Taxes are one of those unavoidable things that we have to deal with every year. The deadline stays relatively the same, but many of us nonetheless find ourselves scrambling to gather our documents. The reasons for this are as varied as the taxpayers themselves, but many times it simply comes down to being disorganized and lacking time management skills. If you are in no way ready to file your taxes, it may be time to file an extension.
To file an extension, submit Form 4868 electronically or by mail before the April 18 deadline. The IRS will grant a 6-month extension, for any reason, provided the proper form is filed on time. Be aware that some states may not accept an IRS extension and will require you to file a separate state extension form.
If you happen to miss the extended deadline, you will be subject to a failure to file penalty of 25% of the tax due. Be sure to remember, as well, that filing an extension when you OWE taxes only provides more time to file, not more time to pay. Your payment is still due in full by the April 18 deadline.
If payment is a challenge, the IRS does offer some payment alternatives. You can request a short extension of 60 to 120 days to pay your bill. You will still have to pay penalties and interest but at a lower rate. There are also installment agreements offered by the IRS that let you pay a set amount each month until the debt is paid in full. As another option, the IRS suggests those who owe pay the tax due with a credit card or loan. In many cases, the interest will be lower than the combined penalties and fees required by the IRS.
Navigating the cacophony of IRS forms, schedules and statements are enough to drive anyone to despair.

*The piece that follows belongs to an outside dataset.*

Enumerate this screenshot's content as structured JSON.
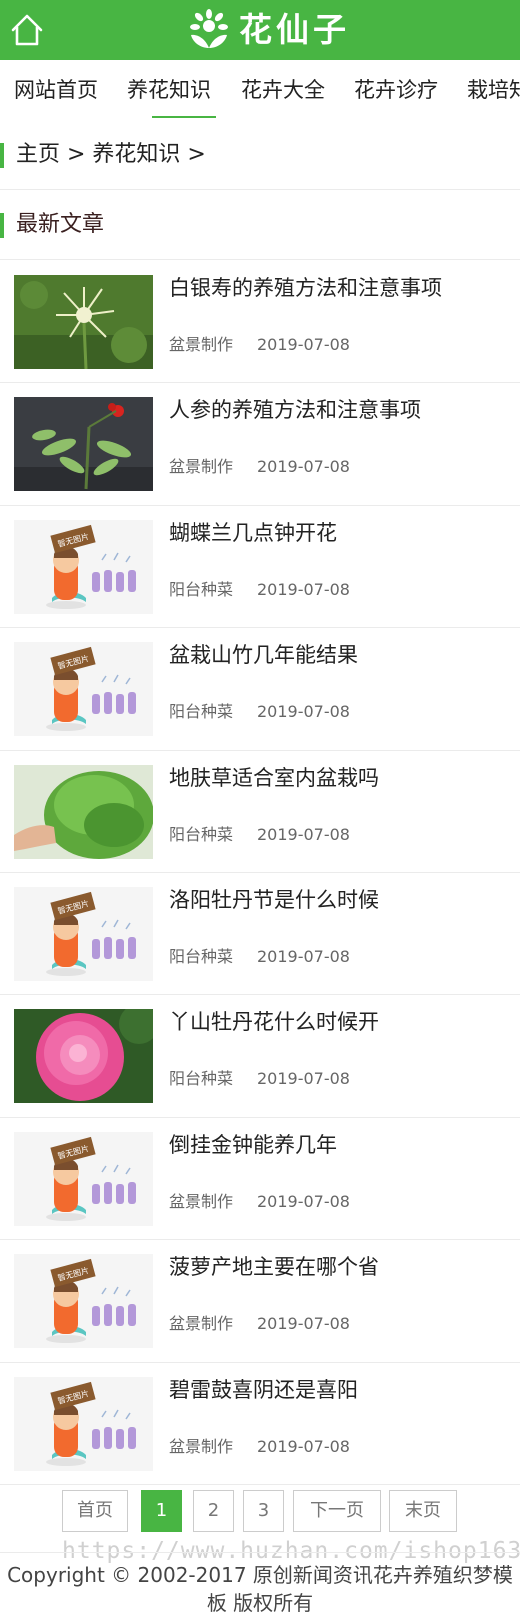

That is why I always recommend that my clients take advantage of the many financial professionals available, including Certified Professional Accountants or Certified Divorce Financial Analysts like me. If you have questions about the implications of this year’s taxes on your divorce, contact me today — together we can do this!